When explaining the power of the family to slow maturity among its coddled children, enable nepotism to clog their hiring and delay any firing, this book works well. Similarly, it documents how the national mood endures to cut "la bella figura" in public so confidently, despite increasing traffic, economic stagnation, unresolved immigration, and economic malaise. This spirit inspires Severgnini to take comfort in this anarchic civility, with annoying but endearing pride. But this book falls short when it tries to examine Botticelli's power on display, or the reason Berlusconi's takeover of the media and then his nation succeeded.
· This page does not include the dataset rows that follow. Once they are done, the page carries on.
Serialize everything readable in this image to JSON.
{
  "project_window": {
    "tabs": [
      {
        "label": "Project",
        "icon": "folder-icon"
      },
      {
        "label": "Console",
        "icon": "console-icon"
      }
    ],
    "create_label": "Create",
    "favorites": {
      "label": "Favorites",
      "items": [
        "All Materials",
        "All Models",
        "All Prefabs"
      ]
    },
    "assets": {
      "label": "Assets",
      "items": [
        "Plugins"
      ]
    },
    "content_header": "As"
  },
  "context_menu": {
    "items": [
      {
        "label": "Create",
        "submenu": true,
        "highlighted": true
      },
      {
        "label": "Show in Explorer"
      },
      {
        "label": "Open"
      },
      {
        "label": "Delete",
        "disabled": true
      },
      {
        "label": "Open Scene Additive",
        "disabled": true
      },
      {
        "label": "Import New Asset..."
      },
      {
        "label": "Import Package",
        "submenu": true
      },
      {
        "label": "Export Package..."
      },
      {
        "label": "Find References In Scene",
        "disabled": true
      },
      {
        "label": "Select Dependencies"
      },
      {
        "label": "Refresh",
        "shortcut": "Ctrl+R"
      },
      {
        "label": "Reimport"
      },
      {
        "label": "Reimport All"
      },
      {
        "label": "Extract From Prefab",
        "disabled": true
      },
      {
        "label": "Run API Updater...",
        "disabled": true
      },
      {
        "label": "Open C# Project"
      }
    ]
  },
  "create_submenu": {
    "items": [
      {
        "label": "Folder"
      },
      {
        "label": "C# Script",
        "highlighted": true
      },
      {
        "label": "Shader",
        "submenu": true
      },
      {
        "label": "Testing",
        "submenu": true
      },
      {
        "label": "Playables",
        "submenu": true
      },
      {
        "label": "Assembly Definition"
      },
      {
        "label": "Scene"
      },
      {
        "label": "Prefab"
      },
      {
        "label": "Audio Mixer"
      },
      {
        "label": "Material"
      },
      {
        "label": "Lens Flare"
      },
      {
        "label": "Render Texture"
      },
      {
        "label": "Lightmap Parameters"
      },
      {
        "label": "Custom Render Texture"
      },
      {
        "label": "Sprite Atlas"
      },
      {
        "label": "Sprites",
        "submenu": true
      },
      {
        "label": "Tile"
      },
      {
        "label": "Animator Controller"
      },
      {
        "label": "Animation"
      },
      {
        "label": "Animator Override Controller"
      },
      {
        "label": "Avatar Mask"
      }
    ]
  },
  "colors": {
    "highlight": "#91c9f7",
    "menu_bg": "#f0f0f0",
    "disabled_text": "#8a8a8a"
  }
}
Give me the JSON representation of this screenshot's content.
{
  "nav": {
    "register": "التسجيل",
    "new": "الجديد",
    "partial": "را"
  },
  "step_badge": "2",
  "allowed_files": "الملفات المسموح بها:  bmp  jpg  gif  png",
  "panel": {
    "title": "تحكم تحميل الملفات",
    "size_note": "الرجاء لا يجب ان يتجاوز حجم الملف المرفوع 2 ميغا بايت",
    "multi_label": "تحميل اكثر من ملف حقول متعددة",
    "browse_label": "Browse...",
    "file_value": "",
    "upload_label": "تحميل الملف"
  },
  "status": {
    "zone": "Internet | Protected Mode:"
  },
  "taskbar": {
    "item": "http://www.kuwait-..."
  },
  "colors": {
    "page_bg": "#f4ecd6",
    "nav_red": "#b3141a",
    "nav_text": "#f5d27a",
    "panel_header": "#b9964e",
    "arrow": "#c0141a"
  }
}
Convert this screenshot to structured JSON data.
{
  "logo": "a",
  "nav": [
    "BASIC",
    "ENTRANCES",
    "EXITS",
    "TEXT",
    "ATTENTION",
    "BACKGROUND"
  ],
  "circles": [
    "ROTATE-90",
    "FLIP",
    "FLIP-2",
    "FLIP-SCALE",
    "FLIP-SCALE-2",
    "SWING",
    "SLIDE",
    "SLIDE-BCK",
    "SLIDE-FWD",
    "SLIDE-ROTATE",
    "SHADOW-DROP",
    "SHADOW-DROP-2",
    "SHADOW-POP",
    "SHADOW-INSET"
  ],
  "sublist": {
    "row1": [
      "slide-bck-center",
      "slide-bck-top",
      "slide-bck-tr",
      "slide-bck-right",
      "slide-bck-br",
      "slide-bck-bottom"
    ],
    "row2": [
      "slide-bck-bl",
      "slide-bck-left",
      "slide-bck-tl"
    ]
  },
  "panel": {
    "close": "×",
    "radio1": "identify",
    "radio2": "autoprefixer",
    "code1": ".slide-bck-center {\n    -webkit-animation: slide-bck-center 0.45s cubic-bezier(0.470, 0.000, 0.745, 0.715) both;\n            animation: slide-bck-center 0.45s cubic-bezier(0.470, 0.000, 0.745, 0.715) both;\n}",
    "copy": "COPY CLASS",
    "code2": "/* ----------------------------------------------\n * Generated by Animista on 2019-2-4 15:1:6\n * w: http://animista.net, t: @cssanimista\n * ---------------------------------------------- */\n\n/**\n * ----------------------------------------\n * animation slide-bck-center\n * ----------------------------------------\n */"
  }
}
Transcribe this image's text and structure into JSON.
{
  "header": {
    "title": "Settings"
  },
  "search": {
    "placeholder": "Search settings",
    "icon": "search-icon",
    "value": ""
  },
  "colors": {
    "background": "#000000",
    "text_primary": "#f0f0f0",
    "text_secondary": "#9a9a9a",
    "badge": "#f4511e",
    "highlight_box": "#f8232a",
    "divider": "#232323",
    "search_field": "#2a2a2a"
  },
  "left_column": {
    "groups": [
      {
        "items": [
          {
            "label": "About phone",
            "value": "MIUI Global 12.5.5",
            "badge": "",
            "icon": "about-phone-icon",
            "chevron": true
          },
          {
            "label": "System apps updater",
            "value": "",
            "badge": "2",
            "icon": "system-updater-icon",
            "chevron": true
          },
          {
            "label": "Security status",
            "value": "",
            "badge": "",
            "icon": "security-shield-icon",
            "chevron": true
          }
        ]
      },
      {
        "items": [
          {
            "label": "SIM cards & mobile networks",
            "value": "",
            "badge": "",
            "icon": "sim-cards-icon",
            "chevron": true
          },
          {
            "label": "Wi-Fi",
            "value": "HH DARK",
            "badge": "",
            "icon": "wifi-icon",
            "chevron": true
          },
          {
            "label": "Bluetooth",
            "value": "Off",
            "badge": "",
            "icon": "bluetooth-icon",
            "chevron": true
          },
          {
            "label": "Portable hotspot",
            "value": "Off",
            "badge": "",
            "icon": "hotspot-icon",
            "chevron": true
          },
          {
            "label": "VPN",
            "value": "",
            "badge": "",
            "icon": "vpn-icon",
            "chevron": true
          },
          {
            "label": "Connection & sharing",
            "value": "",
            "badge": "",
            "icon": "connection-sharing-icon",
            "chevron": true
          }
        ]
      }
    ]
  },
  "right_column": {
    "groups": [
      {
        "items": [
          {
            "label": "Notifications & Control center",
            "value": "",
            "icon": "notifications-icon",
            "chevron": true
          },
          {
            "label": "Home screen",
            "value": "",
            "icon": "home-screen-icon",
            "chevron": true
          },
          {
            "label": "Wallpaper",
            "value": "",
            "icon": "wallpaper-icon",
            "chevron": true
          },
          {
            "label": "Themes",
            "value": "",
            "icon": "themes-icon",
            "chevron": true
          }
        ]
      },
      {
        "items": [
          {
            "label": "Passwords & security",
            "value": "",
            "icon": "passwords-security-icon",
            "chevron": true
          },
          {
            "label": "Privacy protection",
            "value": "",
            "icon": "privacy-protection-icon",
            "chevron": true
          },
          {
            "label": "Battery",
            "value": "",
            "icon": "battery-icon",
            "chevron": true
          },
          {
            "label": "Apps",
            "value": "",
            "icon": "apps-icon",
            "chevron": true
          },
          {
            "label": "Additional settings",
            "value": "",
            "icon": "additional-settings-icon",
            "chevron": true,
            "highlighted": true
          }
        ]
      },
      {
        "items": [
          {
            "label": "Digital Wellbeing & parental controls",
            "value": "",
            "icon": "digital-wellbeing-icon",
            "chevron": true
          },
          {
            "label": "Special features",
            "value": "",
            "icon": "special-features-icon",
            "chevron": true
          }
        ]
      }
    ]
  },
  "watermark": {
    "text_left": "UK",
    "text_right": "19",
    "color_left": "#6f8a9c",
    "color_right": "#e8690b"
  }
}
Severgnini sidles into discussions of sexuality, feminism, Catholicism (I like how this book cites not only Updike, Orson Welles, and Thomas Aquinas, but also Yogi Bear), and suburban sprawl, but whenever he begins to open up promising directions demanding investigation, he steps aside and rushes on, as if his word count reached, whirling to another topic.
So, while I did enjoy this casual but heartfelt series of reflections, I closed this with the sense one might have after conversing with an intelligent local, perfectly bilingual (thanks to translation here), who had much to hold forth on, but who, the morning after, left not as much to ponder as the previous night's discussions might have led one to expect. Yet, I did turn the pages with pleasure, and the flow of information proves easygoing. I recommend this book with some reservation. I'd supplement it with fellow journalist Hooper's post-Berlusconi report, even if he's one of those proper "British men."
That's the type of Italian bravado and confidence that Beppe Severgnini conveys to his readers in "La Bella Figura." [Typical passage: "We are the consummate professionals of culinary consumption...The French know what they're talking about, but they're sliding into affectation...Note that I'm talking about all Italians...There is a spontaneous gustatory proficiency that cuts across social classes, age groups, income brackets, education and geographical boundaries."]
Now, there are some good things in here, as the other reviewers here can readily attest to. My lukewarm review stems from the fact that the book's awkward format never grabbed me. Severgnini's schtick here is that he's taking us (figuratively) on a ten-day tour so we get lines like "that's the ocean there in front of you...that sand you see was the city council's idea.' Cute idea, but it got old and grating very quickly.
However, if you can get past the clunky presentation, the Italophile in you will be rewarded with an incisive and comprehensive dissection of the national character.